Soundwave said:

And what gauruntee do you have that a "Switch 2" doesn't have the right design and doesn't have marketing missteps. Zero. The Wii U's failure really was more rooted in consumers growing tired of mini-game-athons that drove Wii to super high sales, you release Nintendo Land 3 years earlier and it sells 20 million, three years later you get treated like crap. Consumers are fickle, you can't bank your company on every console transition going well, Nintendo fails about 50% of the time when they've had hardware transitions. 

It wouldn't have to be 3 years of support either, it would be more like 5-6 years of support, there would still be hundreds if not thousands of games compatible with the OG Switch and probably all of the important Nintendo 1st party games can scale very easily because Nintendo doesn't really aim for realism in their presentation, so it would be straight forward to have say Breath of the Wild 2 (hypothetical) run at 60 fps 1440p (4KTV) on Switch Pro docked versus say 720p on the OG Switch. 

See I wouldn't have a problem with this concept if I had any faith that the base Switch would still be properly supported after the release of the Pro/1.5, but I have no such faith.

Nintendo will still make sure their games run fine on it, sure, but non-Nintendo releases will end up like Hyrule Warriors on the base 3DS chugging along at 20fps. 

And that may well happen, but you will still get plenty of content to play. It's not like Switch Pro will show up and OG Switch will suddenly get like only 10 games a year. Try several hundred, try probably more than you could ever spend money on or have time to play. 

As a business I can't run my business and put it at risk and also hold back my hardware sales just because of this group of consumer. You have to be reasonable.

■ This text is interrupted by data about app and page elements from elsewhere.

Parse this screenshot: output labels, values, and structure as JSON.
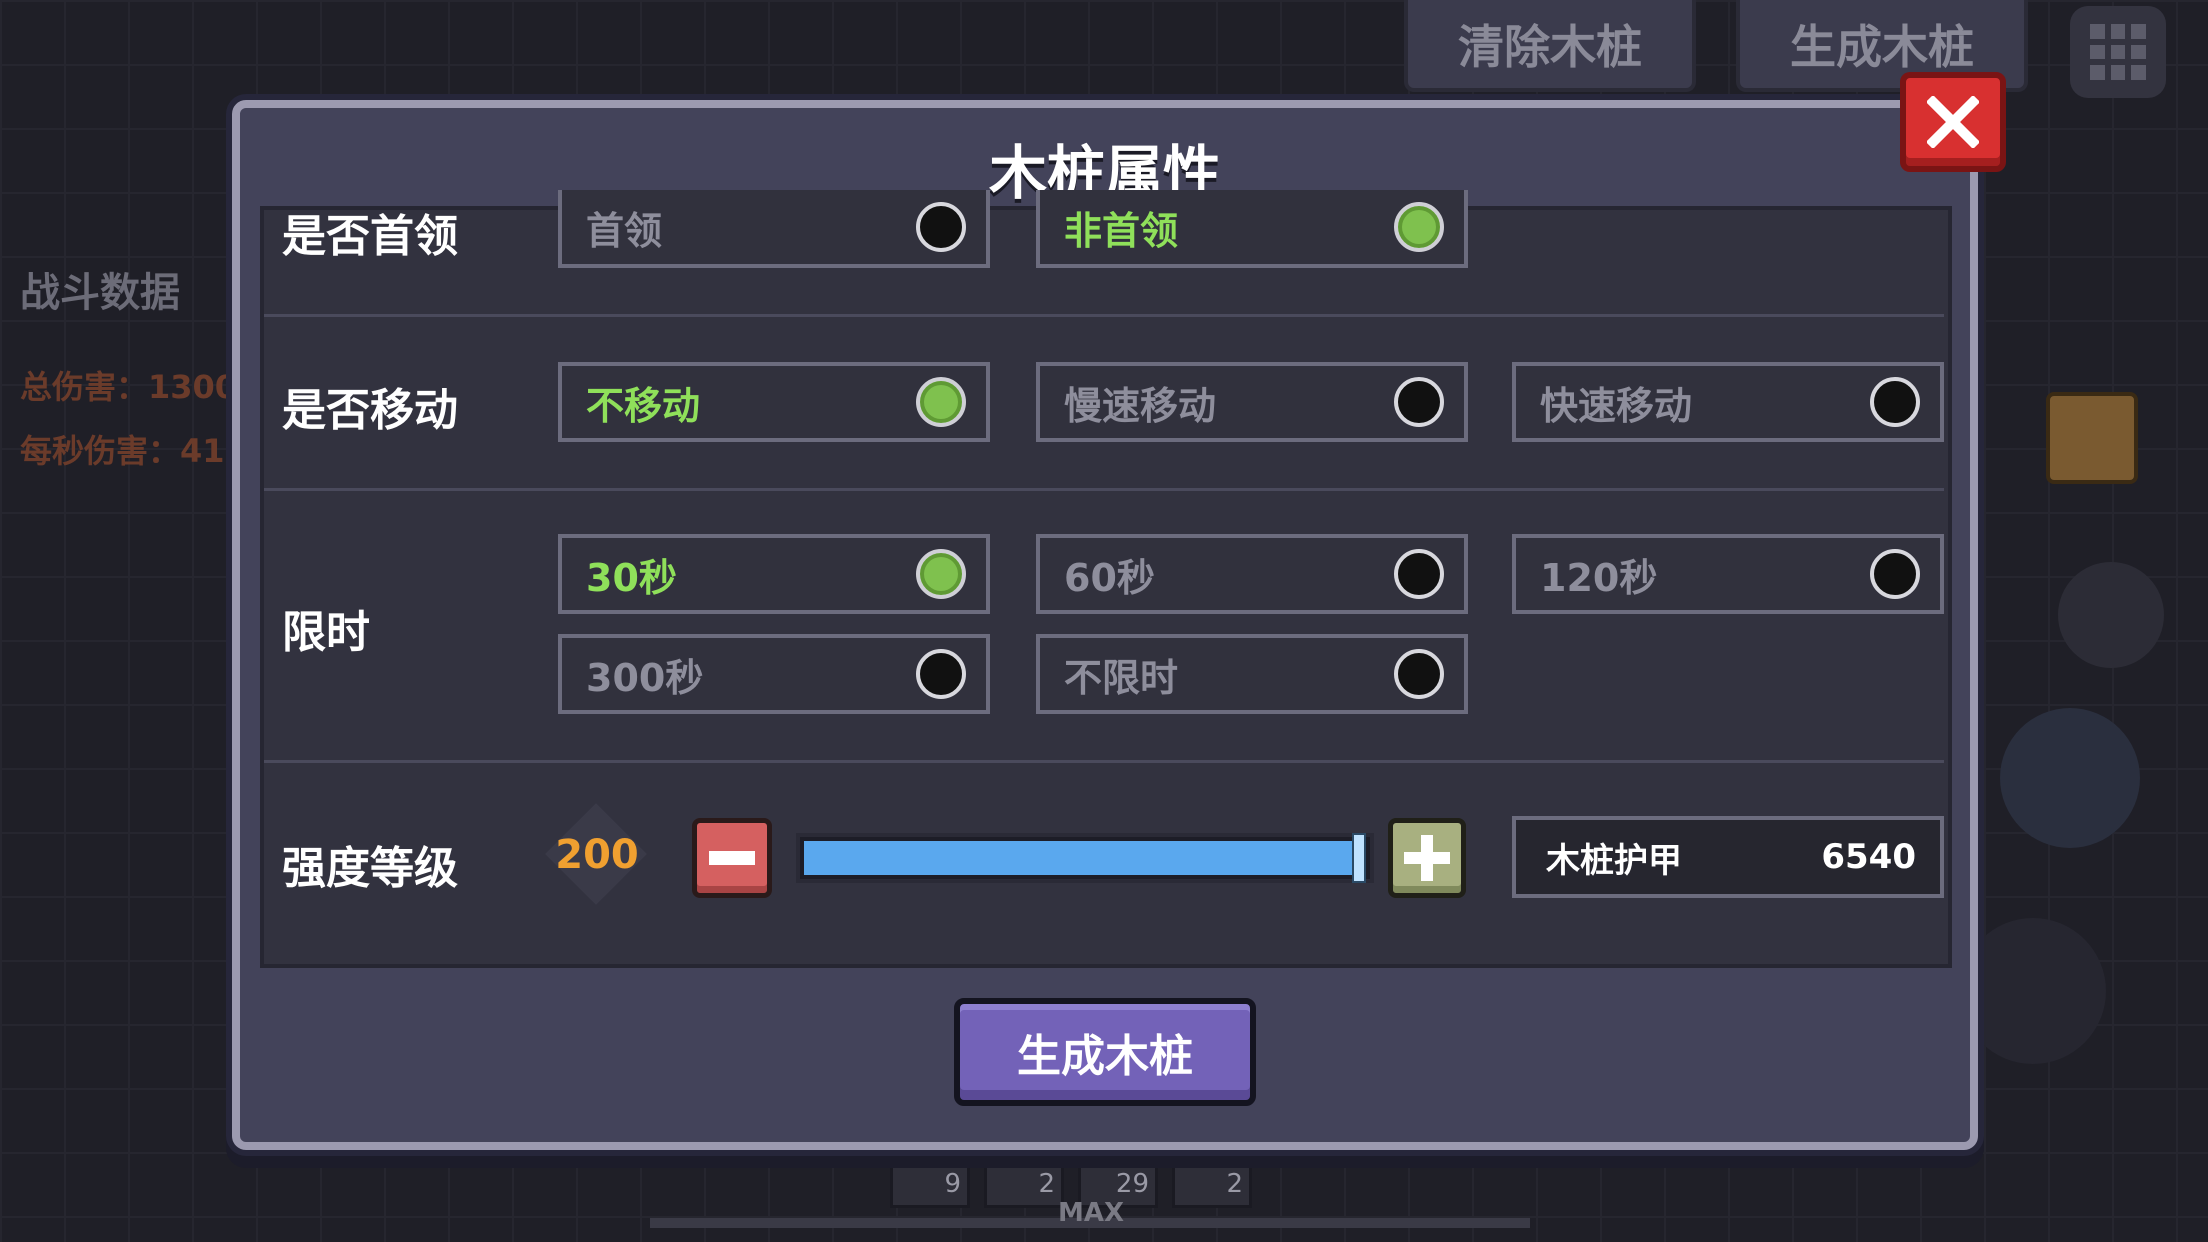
{
  "top_bar": {
    "clear_stakes": "清除木桩",
    "spawn_stakes": "生成木桩",
    "menu_icon": "grid-menu-icon"
  },
  "left_stats": {
    "title": "战斗数据",
    "total_damage": "总伤害：1300",
    "dps": "每秒伤害：41"
  },
  "bottom_hud": {
    "max_label": "MAX",
    "slots": [
      "9",
      "2",
      "29",
      "2"
    ]
  },
  "dialog": {
    "title": "木桩属性",
    "close_icon": "close-x-icon",
    "rows": {
      "boss": {
        "label": "是否首领",
        "options": [
          {
            "label": "首领",
            "selected": false
          },
          {
            "label": "非首领",
            "selected": true
          }
        ]
      },
      "move": {
        "label": "是否移动",
        "options": [
          {
            "label": "不移动",
            "selected": true
          },
          {
            "label": "慢速移动",
            "selected": false
          },
          {
            "label": "快速移动",
            "selected": false
          }
        ]
      },
      "time": {
        "label": "限时",
        "options": [
          {
            "label": "30秒",
            "selected": true
          },
          {
            "label": "60秒",
            "selected": false
          },
          {
            "label": "120秒",
            "selected": false
          },
          {
            "label": "300秒",
            "selected": false
          },
          {
            "label": "不限时",
            "selected": false
          }
        ]
      },
      "strength": {
        "label": "强度等级",
        "level": "200",
        "slider_fraction": 1.0,
        "armor_label": "木桩护甲",
        "armor_value": "6540"
      }
    },
    "spawn_button": "生成木桩"
  },
  "colors": {
    "selected_text": "#8fe05a",
    "selected_radio": "#7fc14e",
    "close_button": "#d83030",
    "slider_fill": "#5aa8ee",
    "spawn_button": "#7362b8",
    "level_text": "#f0a030"
  }
}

Nintendo is already making a fairly large sacrifice in giving you one system that can play basically all their content instead of asking for two (which worked out to like over $500 US), they owe it to themselves to have higher hardware sales and more models will provide that, but they have to be significant upgrades, consumers are not stupid and are not going to go crazy over little dinky New 3DS style upgrades (case in point -- none of the 3DS revisions caused any kind of large boost in fiscal year sales for that product). 

A hybrid between the PC setup and how Apple does business is what's best for Nintendo. It will mitigate risks that come from hardware transitions (that historically have blown up in Nintendo's face half the time) and it will prevent against things like hardware shipment collapse after year 3-4 of every hardware cycle that plagues almost all Nintendo systems, even the successful ones. There's only so many Nintendo IP, and you end up using them up basically by the end of that 3rd year, then you have problems selling hardware. Switch is going to have that same problem.